David Paulino throws hard and had really solid numbers in Double and Triple-A, racking up 106 strikeouts in just 90 innings, to go along with a 2.00 ERA. The show, however, is a different animal and the Indians took advantage of the rookie and a very, very, very fortuitous break in their second straight win.

Paulino pitched around an inning-opening double from Carlos Santana in the first and put up a clean second to keep off the Tribe off the board early, but trouble was coming. The right-hander walked Tyler Naquin to start the third and then hung a slow breaking ball that was promptly turned into an RBI double by Jason Kipnis. After a Francisco Lindor single scored Kipnis, Mike Napoli was hit by a pitch and Jose Ramirez walked. Now, it was time for that awesome break.

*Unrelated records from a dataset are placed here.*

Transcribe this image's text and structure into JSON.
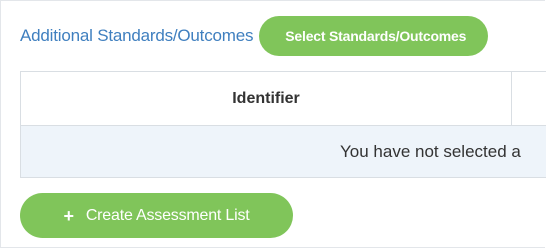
{
  "standards": {
    "title": "Additional Standards/Outcomes",
    "select_button": "Select Standards/Outcomes"
  },
  "table": {
    "columns": [
      "Identifier"
    ],
    "empty_message": "You have not selected a"
  },
  "actions": {
    "create_icon": "+",
    "create_label": "Create Assessment List"
  },
  "colors": {
    "accent_green": "#80c55a",
    "title_blue": "#3f7fbf",
    "row_tint": "#eef4fa"
  }
}
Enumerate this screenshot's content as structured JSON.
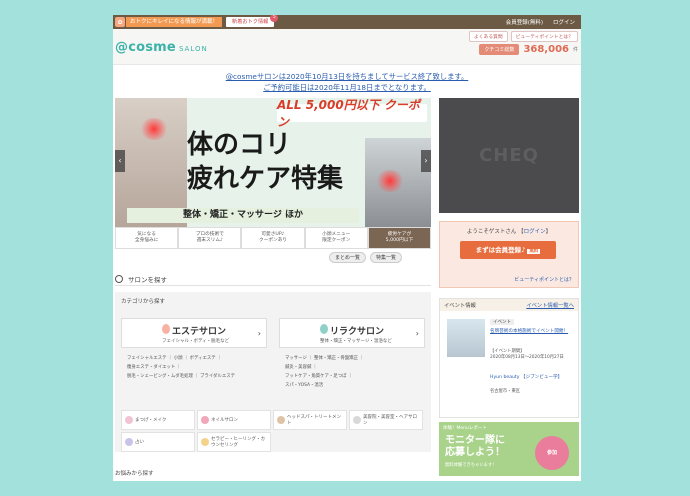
{
  "topbar": {
    "promo_text": "おトクにキレイになる情報が満載！",
    "new_label": "新着おトク情報",
    "new_count": "5",
    "links": [
      "会員登録(無料)",
      "ログイン"
    ]
  },
  "header": {
    "logo": "@cosme",
    "logo_sub": "SALON",
    "links": [
      "よくある質問",
      "ビューティポイントとは？"
    ],
    "kuchikomi_label": "クチコミ総数",
    "kuchikomi_count": "368,006",
    "kuchikomi_unit": "件"
  },
  "notice": {
    "line1": "@cosmeサロンは2020年10月13日を持ちましてサービス終了致します。",
    "line2": "ご予約可能日は2020年11月18日までとなります。"
  },
  "banner": {
    "coupon": "ALL 5,000円以下 クーポン",
    "title_line1": "体のコリ",
    "title_line2": "疲れケア特集",
    "sub": "整体・矯正・マッサージ ほか",
    "prev": "‹",
    "next": "›"
  },
  "thumbs": [
    {
      "line1": "気になる",
      "line2": "全身悩みに"
    },
    {
      "line1": "プロの技術で",
      "line2": "週末スリム♪"
    },
    {
      "line1": "可愛さUP♪",
      "line2": "クーポンあり"
    },
    {
      "line1": "小顔メニュー",
      "line2": "限定クーポン"
    },
    {
      "line1": "疲労ケアが",
      "line2": "5,000円以下"
    }
  ],
  "more_links": [
    "まとめ一覧",
    "特集一覧"
  ],
  "search": {
    "title": "サロンを探す",
    "category_heading": "カテゴリから探す",
    "esthe": {
      "name": "エステサロン",
      "desc": "フェイシャル・ボディ・脱毛など"
    },
    "relax": {
      "name": "リラクサロン",
      "desc": "整体・矯正・マッサージ・温浴など"
    },
    "esthe_sub": [
      "フェイシャルエステ ｜ 小顔 ｜ ボディエステ ｜",
      "痩身エステ・ダイエット ｜",
      "脱毛・シェービング・ムダ毛処理 ｜ ブライダルエステ"
    ],
    "relax_sub": [
      "マッサージ ｜ 整体・矯正・骨盤矯正 ｜",
      "鍼灸・美容鍼 ｜",
      "フットケア・角質ケア・足つぼ ｜",
      "スパ・YOSA・温活"
    ],
    "tiles": [
      "まつげ・メイク",
      "ネイルサロン",
      "ヘッドスパ・トリートメント",
      "美容院・美容室・ヘアサロン",
      "占い",
      "セラピー・ヒーリング・カウンセリング"
    ],
    "nayami_heading": "お悩みから探す"
  },
  "side": {
    "ad_text": "CHEQ",
    "guest_greet": "ようこそゲストさん",
    "login_link": "ログイン",
    "register": "まずは会員登録♪",
    "register_free": "無料",
    "point_link": "ビューティポイントとは？",
    "event_heading": "イベント情報",
    "event_more": "イベント情報一覧へ",
    "event_tag": "イベント",
    "event_title": "名牌芸術の本格施術でイベント開催！",
    "event_period_label": "【イベント期間】",
    "event_period": "2020年08月13日～2020年10月27日",
    "event2_title": "Hyun beauty 【ジブンビュー学】",
    "event2_loc": "名古屋市・東区",
    "monitor_small": "体験！Menuレポート",
    "monitor_big1": "モニター隊に",
    "monitor_big2": "応募しよう！",
    "monitor_mini": "無料体験できちゃいます！",
    "monitor_badge": "参加"
  }
}
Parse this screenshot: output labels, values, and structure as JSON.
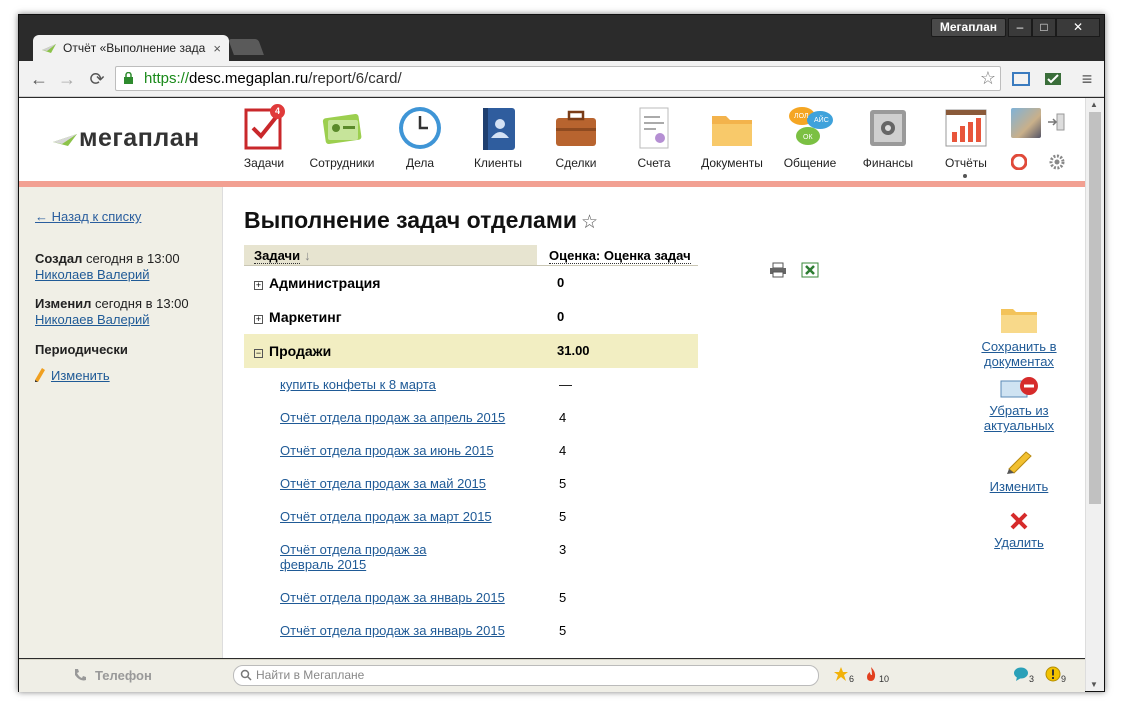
{
  "browser": {
    "profile_label": "Мегаплан",
    "tab_title": "Отчёт «Выполнение зада",
    "tab_close": "×",
    "url_scheme": "https://",
    "url_host": "desc.megaplan.ru",
    "url_path": "/report/6/card/"
  },
  "header": {
    "logo_text": "мегаплан",
    "nav": [
      {
        "label": "Задачи",
        "icon": "tasks-icon",
        "badge": "4"
      },
      {
        "label": "Сотрудники",
        "icon": "employees-icon"
      },
      {
        "label": "Дела",
        "icon": "clock-icon"
      },
      {
        "label": "Клиенты",
        "icon": "clients-icon"
      },
      {
        "label": "Сделки",
        "icon": "briefcase-icon"
      },
      {
        "label": "Счета",
        "icon": "invoice-icon"
      },
      {
        "label": "Документы",
        "icon": "folder-icon"
      },
      {
        "label": "Общение",
        "icon": "chat-icon",
        "bubbles": [
          "ЛОЛ",
          "АЙС",
          "ОК"
        ]
      },
      {
        "label": "Финансы",
        "icon": "safe-icon"
      },
      {
        "label": "Отчёты",
        "icon": "report-chart-icon",
        "active": true
      }
    ]
  },
  "sidebar": {
    "back_label": "← Назад к списку",
    "created_label": "Создал",
    "created_when": " сегодня в 13:00",
    "created_by": "Николаев Валерий",
    "changed_label": "Изменил",
    "changed_when": " сегодня в 13:00",
    "changed_by": "Николаев Валерий",
    "periodic_label": "Периодически",
    "edit_label": "Изменить"
  },
  "main": {
    "title": "Выполнение задач отделами",
    "star": "☆",
    "col_task": "Задачи",
    "sort_arrow": "↓",
    "col_score": "Оценка: Оценка задач",
    "groups": [
      {
        "name": "Администрация",
        "value": "0",
        "toggle": "+"
      },
      {
        "name": "Маркетинг",
        "value": "0",
        "toggle": "+"
      },
      {
        "name": "Продажи",
        "value": "31.00",
        "toggle": "−"
      }
    ],
    "tasks": [
      {
        "name": "купить конфеты к 8 марта",
        "value": "—"
      },
      {
        "name": "Отчёт отдела продаж за апрель 2015",
        "value": "4"
      },
      {
        "name": "Отчёт отдела продаж за июнь 2015",
        "value": "4"
      },
      {
        "name": "Отчёт отдела продаж за май 2015",
        "value": "5"
      },
      {
        "name": "Отчёт отдела продаж за март 2015",
        "value": "5"
      },
      {
        "name": "Отчёт отдела продаж за февраль 2015",
        "value": "3"
      },
      {
        "name": "Отчёт отдела продаж за январь 2015",
        "value": "5"
      },
      {
        "name": "Отчёт отдела продаж за январь 2015",
        "value": "5"
      }
    ],
    "actions": {
      "save": "Сохранить в документах",
      "remove": "Убрать из актуальных",
      "edit": "Изменить",
      "delete": "Удалить"
    }
  },
  "statusbar": {
    "phone_label": "Телефон",
    "search_placeholder": "Найти в Мегаплане",
    "stars_count": "6",
    "fire_count": "10",
    "messages_count": "3",
    "warnings_count": "9"
  },
  "colors": {
    "accent_bar": "#f2a092",
    "link": "#1f5a96",
    "open_group_bg": "#f2eec2",
    "badge": "#e03a3a"
  }
}
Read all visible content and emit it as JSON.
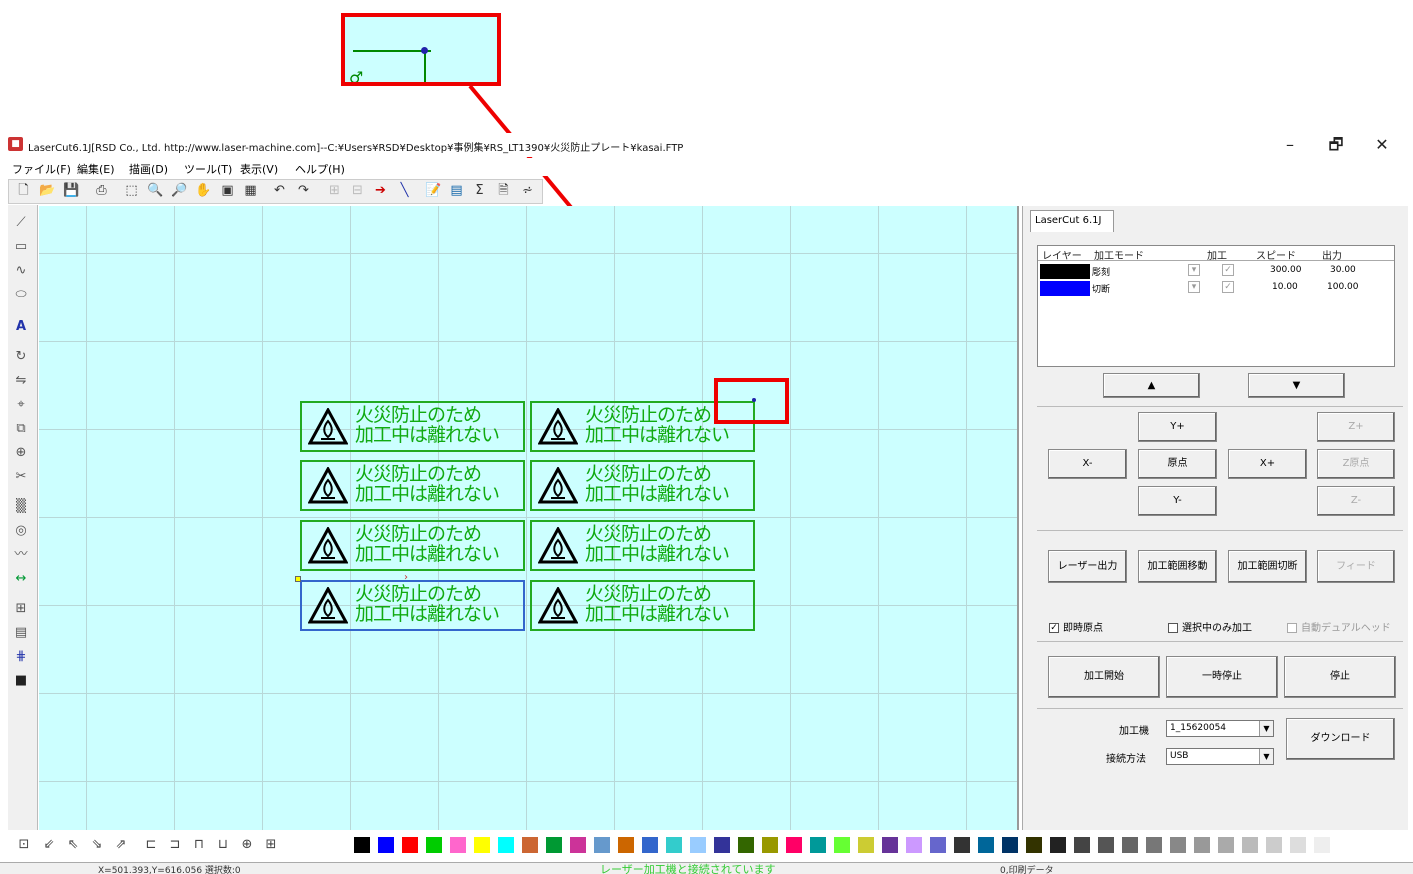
{
  "window": {
    "title": "LaserCut6.1J[RSD Co., Ltd. http://www.laser-machine.com]--C:¥Users¥RSD¥Desktop¥事例集¥RS_LT1390¥火災防止プレート¥kasai.FTP",
    "minimize_glyph": "–",
    "maximize_glyph": "🗗",
    "close_glyph": "✕"
  },
  "menu": [
    {
      "label": "ファイル(F)"
    },
    {
      "label": "編集(E)"
    },
    {
      "label": "描画(D)"
    },
    {
      "label": "ツール(T)"
    },
    {
      "label": "表示(V)"
    },
    {
      "label": "ヘルプ(H)"
    }
  ],
  "toolbar_icons": [
    "new-file-icon",
    "open-file-icon",
    "save-icon",
    "print-icon",
    "select-icon",
    "zoom-in-icon",
    "zoom-out-icon",
    "pan-hand-icon",
    "view-all-icon",
    "grid-view-icon",
    "undo-icon",
    "redo-icon",
    "group-icon",
    "ungroup-icon",
    "arrow-icon",
    "line-tool-icon",
    "property-icon",
    "layer-icon",
    "sigma-icon",
    "preview-icon",
    "path-icon"
  ],
  "left_tools": [
    "line-tool-icon",
    "rectangle-tool-icon",
    "curve-tool-icon",
    "ellipse-tool-icon",
    "text-tool-icon",
    "rotate-icon",
    "mirror-icon",
    "node-edit-icon",
    "array-icon",
    "weld-icon",
    "scissors-icon",
    "fill-pattern-icon",
    "offset-icon",
    "smooth-icon",
    "link-icon",
    "align-icon",
    "distribute-icon",
    "grid-array-icon",
    "fill-black-icon"
  ],
  "plate": {
    "line1": "火災防止のため",
    "line2": "加工中は離れない"
  },
  "right_panel": {
    "tab": "LaserCut 6.1J",
    "layer_headers": [
      "レイヤー",
      "加工モード",
      "加工",
      "スピード",
      "出力"
    ],
    "layers": [
      {
        "color": "#000000",
        "mode": "彫刻",
        "speed": "300.00",
        "power": "30.00"
      },
      {
        "color": "#0000ff",
        "mode": "切断",
        "speed": "10.00",
        "power": "100.00"
      }
    ],
    "up_label": "▲",
    "down_label": "▼",
    "y_plus": "Y+",
    "y_minus": "Y-",
    "x_plus": "X+",
    "x_minus": "X-",
    "origin": "原点",
    "z_plus": "Z+",
    "z_origin": "Z原点",
    "z_minus": "Z-",
    "laser_output": "レーザー出力",
    "range_move": "加工範囲移動",
    "range_cut": "加工範囲切断",
    "feed": "フィード",
    "instant_origin": "即時原点",
    "selected_only": "選択中のみ加工",
    "auto_dual_head": "自動デュアルヘッド",
    "start": "加工開始",
    "pause": "一時停止",
    "stop": "停止",
    "machine_label": "加工機",
    "machine_value": "1_15620054",
    "connection_label": "接続方法",
    "connection_value": "USB",
    "download": "ダウンロード"
  },
  "bottom_tools": [
    "snap-icon",
    "align-bottom-left-icon",
    "align-top-left-icon",
    "align-bottom-right-icon",
    "align-top-right-icon",
    "distribute-h-icon",
    "distribute-v-icon",
    "same-size-icon",
    "center-icon",
    "grid-icon",
    "layers-icon"
  ],
  "palette": [
    "#000000",
    "#0000ff",
    "#ff0000",
    "#00cc00",
    "#ff66cc",
    "#ffff00",
    "#00ffff",
    "#cc6633",
    "#009933",
    "#cc3399",
    "#6699cc",
    "#cc6600",
    "#3366cc",
    "#33cccc",
    "#99ccff",
    "#333399",
    "#336600",
    "#999900",
    "#ff0066",
    "#009999",
    "#66ff33",
    "#cccc33",
    "#663399",
    "#cc99ff",
    "#6666cc",
    "#333333",
    "#006699",
    "#003366",
    "#333300",
    "#222222",
    "#444444",
    "#555555",
    "#666666",
    "#777777",
    "#888888",
    "#999999",
    "#aaaaaa",
    "#bbbbbb",
    "#cccccc",
    "#dddddd",
    "#eeeeee"
  ],
  "status": {
    "coords": "X=501.393,Y=616.056 選択数:0",
    "message": "レーザー加工機と接続されています",
    "print_data": "0,印刷データ"
  }
}
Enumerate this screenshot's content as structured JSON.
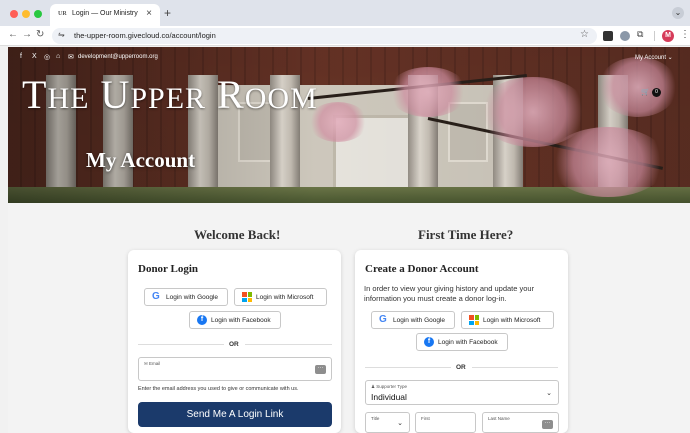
{
  "browser": {
    "tab_title": "Login — Our Ministry",
    "tab_favicon": "UR",
    "url": "the-upper-room.givecloud.co/account/login",
    "profile_initial": "M"
  },
  "site": {
    "top_email": "development@upperroom.org",
    "account_menu": "My Account",
    "cart_count": "0",
    "logo": {
      "big1": "T",
      "small1": "HE",
      "big2": "U",
      "small2": "PPER",
      "big3": "R",
      "small3": "OOM"
    },
    "hero_title": "My Account"
  },
  "login": {
    "heading": "Welcome Back!",
    "card_title": "Donor Login",
    "google": "Login with Google",
    "microsoft": "Login with Microsoft",
    "facebook": "Login with Facebook",
    "or": "OR",
    "email_label": "Email",
    "help_text": "Enter the email address you used to give or communicate with us.",
    "submit": "Send Me A Login Link"
  },
  "register": {
    "heading": "First Time Here?",
    "card_title": "Create a Donor Account",
    "description": "In order to view your giving history and update your information you must create a donor log-in.",
    "google": "Login with Google",
    "microsoft": "Login with Microsoft",
    "facebook": "Login with Facebook",
    "or": "OR",
    "supporter_type_label": "Supporter Type",
    "supporter_type_value": "Individual",
    "title_label": "Title",
    "first_label": "First",
    "last_label": "Last Name"
  },
  "colors": {
    "cta": "#1b3a6b",
    "facebook": "#1877f2",
    "google_blue": "#4285f4"
  }
}
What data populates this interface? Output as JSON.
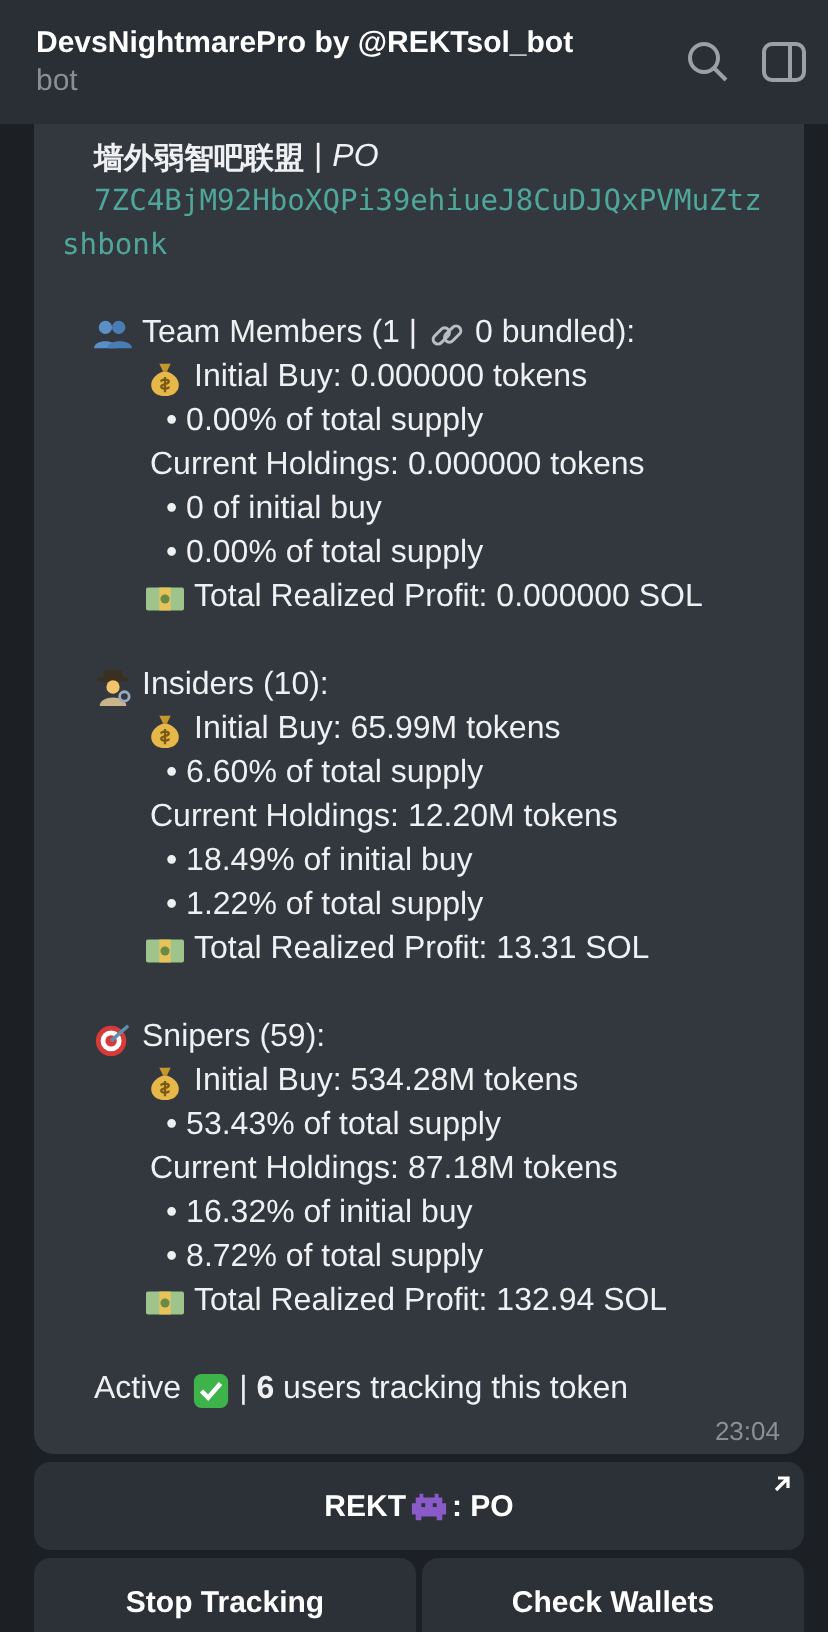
{
  "header": {
    "title": "DevsNightmarePro by @REKTsol_bot",
    "subtitle": "bot"
  },
  "message": {
    "token_name": "墙外弱智吧联盟",
    "separator": "|",
    "token_symbol": "PO",
    "address": "7ZC4BjM92HboXQPi39ehiueJ8CuDJQxPVMuZtzshbonk",
    "sections": [
      {
        "kind": "team",
        "title": "Team Members (1 |",
        "title_after_link": "0 bundled):",
        "lines": [
          {
            "kind": "buy",
            "text": "Initial Buy: 0.000000 tokens"
          },
          {
            "kind": "bullet",
            "text": "• 0.00% of total supply"
          },
          {
            "kind": "holdings",
            "text": "Current Holdings: 0.000000 tokens"
          },
          {
            "kind": "bullet",
            "text": "• 0 of initial buy"
          },
          {
            "kind": "bullet",
            "text": "• 0.00% of total supply"
          },
          {
            "kind": "profit",
            "text": "Total Realized Profit: 0.000000 SOL"
          }
        ]
      },
      {
        "kind": "insiders",
        "title": "Insiders (10):",
        "lines": [
          {
            "kind": "buy",
            "text": "Initial Buy: 65.99M tokens"
          },
          {
            "kind": "bullet",
            "text": "• 6.60% of total supply"
          },
          {
            "kind": "holdings",
            "text": "Current Holdings: 12.20M tokens"
          },
          {
            "kind": "bullet",
            "text": "• 18.49% of initial buy"
          },
          {
            "kind": "bullet",
            "text": "• 1.22% of total supply"
          },
          {
            "kind": "profit",
            "text": "Total Realized Profit: 13.31 SOL"
          }
        ]
      },
      {
        "kind": "snipers",
        "title": "Snipers (59):",
        "lines": [
          {
            "kind": "buy",
            "text": "Initial Buy: 534.28M tokens"
          },
          {
            "kind": "bullet",
            "text": "• 53.43% of total supply"
          },
          {
            "kind": "holdings",
            "text": "Current Holdings: 87.18M tokens"
          },
          {
            "kind": "bullet",
            "text": "• 16.32% of initial buy"
          },
          {
            "kind": "bullet",
            "text": "• 8.72% of total supply"
          },
          {
            "kind": "profit",
            "text": "Total Realized Profit: 132.94 SOL"
          }
        ]
      }
    ],
    "status": "Active",
    "tracking": "| **6** users tracking this token",
    "time": "23:04"
  },
  "buttons": {
    "main_before": "REKT",
    "main_after": ": PO",
    "row": [
      "Stop Tracking",
      "Check Wallets"
    ]
  }
}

With Lonnie Chisenhall up to bat with the bases loaded, Paulino bounced a breaking ball that Chiz checked his swing on. Chisenhall also fouled the ball off, but home plate umpire Jim Joyce unbelievably missed the call and let the play continue on. Houston catcher Jason Castro didn't go chase after the ball and instead decided to stand and argue the call. Lindor and Napoli did what they were supposed to do and kept on running, both scoring. Joyce eventually called time (at a very odd time, though) and after plenty of discussion the two runs stood and the Tribe lead 4-1.

The Astros went to the bullpen in the fourth, turning to Brady Rodgers, another rookie. He promptly got rocked, giving up two runs in the fourth and was on the hook for three more in the fifth.

Trevor Bauer had the benefit of a great offense backing him up today, but it almost was not enough. In five innings of work, he allowed five earned runs off of seven hits, including two home runs. After his second home run of the day, Dan Otero was called upon to finish the sixth inning, right up until rain delayed the game for almost exactly an hour (2:36p to 3:35p). Perci Garner took the mound when the game returned and picked up right where Bauer left off -- allowing a walk and a triple, then allowing a run to score on a wild pitch (a real wild pitch this time, not a Jim Joyce Wild Pitch™).

A big part of the Tribe's offense firepower came from Abraham Almonte, who has been a big part of the offense in the second half, even if he cannot participate in the postseason. Carlos Santana also clubbed his 30th home run of the season, which means Indians will finally appreciate him now (right? RIGHT?). Regardless, Carlos is a member of the 30 home run club, the Indians have already won 81 games, and things are pretty okay in Cleveland.